DO A NUMBER: THE FACTICITY OF THE VOICE, OR READING STOP-AND-FRISK DATA
Appropriating the form of mysterious short wave radio stations known as numbers stations, Mendi + Keith Obadike perform a charged erotics of data in their incantatory recitation of numbers from slave ship manifests, lynching statistics, and Stop-and-Frisk data. The crux of Soyoung Yoon's inquiry is the contradictory nature of these numbers-as-documents: the irreconcilable gap between the abstraction of the numbers and the histories of violence that would account for the accumulation of these bodies: a gap that both separates and binds. As Ian Baucom argues in his analysis of the insurance contract for the slave ship Zong — as the privileged document of the 1781 massacre, the captain’s drowning of 132 slaves to claim compensation for these “goods” under the salvage cause of the ship’s insurance policy — the numbers of the contract are haunted not only by the specter of slavery but also by the specter of financial protocol, the practice of converting history into bookkeeping, of substituting “evidence” for the imaginary, speculative knowledge of “credit.”
Soyoung Yoon poses the problem of a doubling of violence: how to speak to the violence not only in the content of the history but in the form of its telling, the story that is told but through a litany of numbers? How to give form to this abstraction as a “silence” that also functions as an index, a document, of the very process of accumulation through which persons became a people, a population, a race, the object of a particular regime of knowledge and system of exchange? How is the silence “heard”?
Soyoung is Program Director and Assistant Professor of Art History & Visual Studies at Eugene Lang College of Liberal Arts, The New School. She is also Visiting Faculty at the Whitney ISP. Her current research focuses on the re-definition of the "document" and the shift in its claims to the real from the post-WWII period to the present.

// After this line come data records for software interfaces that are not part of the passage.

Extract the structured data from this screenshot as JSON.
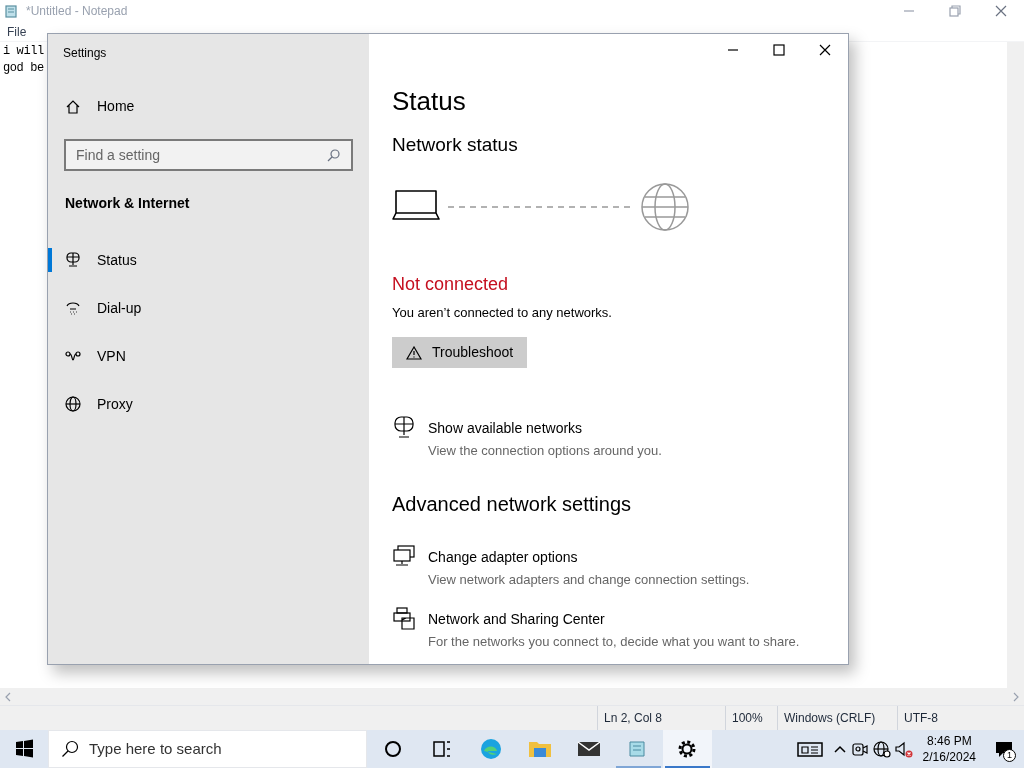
{
  "notepad": {
    "title": "*Untitled - Notepad",
    "menu": [
      "File"
    ],
    "lines": [
      "i will",
      "god be"
    ],
    "status_bar": [
      "Ln 2, Col 8",
      "100%",
      "Windows (CRLF)",
      "UTF-8"
    ]
  },
  "settings": {
    "title": "Settings",
    "sidebar": {
      "home": "Home",
      "search": {
        "placeholder": "Find a setting"
      },
      "section": "Network & Internet",
      "items": [
        {
          "label": "Status",
          "selected": true
        },
        {
          "label": "Dial-up",
          "selected": false
        },
        {
          "label": "VPN",
          "selected": false
        },
        {
          "label": "Proxy",
          "selected": false
        }
      ]
    },
    "main": {
      "heading": "Status",
      "subheading": "Network status",
      "connection_state": "Not connected",
      "connection_text": "You aren’t connected to any networks.",
      "button": "Troubleshoot",
      "links": [
        {
          "title": "Show available networks",
          "description": "View the connection options around you."
        }
      ],
      "advanced_heading": "Advanced network settings",
      "advanced_links": [
        {
          "title": "Change adapter options",
          "description": "View network adapters and change connection settings."
        },
        {
          "title": "Network and Sharing Center",
          "description": "For the networks you connect to, decide what you want to share."
        }
      ]
    }
  },
  "taskbar": {
    "search": {
      "placeholder": "Type here to search"
    },
    "apps": [
      {
        "active": false,
        "running": false
      },
      {
        "active": false,
        "running": false
      },
      {
        "active": false,
        "running": false
      },
      {
        "active": false,
        "running": false
      },
      {
        "active": false,
        "running": false
      },
      {
        "active": false,
        "running": true
      },
      {
        "active": true,
        "running": true
      }
    ],
    "time": "8:46 PM",
    "date": "2/16/2024",
    "notification_count": "1"
  }
}
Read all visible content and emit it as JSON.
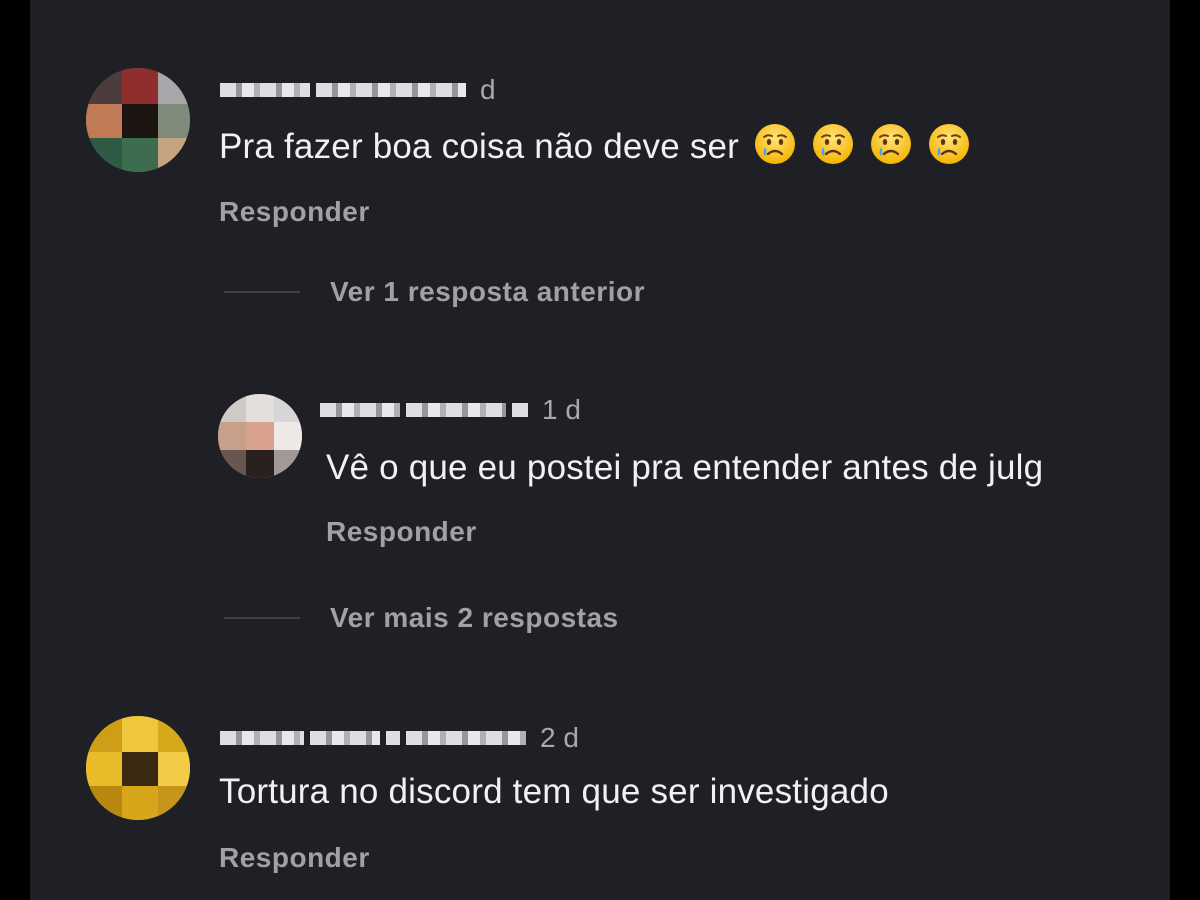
{
  "comments": [
    {
      "time": "d",
      "text": "Pra fazer boa coisa não deve ser",
      "emoji_count": 4,
      "emoji_icon": "crying-face-emoji",
      "reply_label": "Responder"
    },
    {
      "time": "1 d",
      "text": "Vê o que eu postei pra entender antes de julg",
      "reply_label": "Responder"
    },
    {
      "time": "2 d",
      "text": "Tortura no discord  tem que ser investigado",
      "reply_label": "Responder"
    }
  ],
  "threads": {
    "previous_replies_label": "Ver 1 resposta anterior",
    "more_replies_label": "Ver mais 2 respostas"
  },
  "colors": {
    "background": "#1f2026",
    "text": "#f1f1f3",
    "secondary_text": "#a0a1a7"
  }
}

Images: Mendi + Keith Obadike, Numbers Station [Furtive Movements] (2015), installation shot, Mendi and Keith Obadike; Courtesy of the artists and RYAN LEE, New York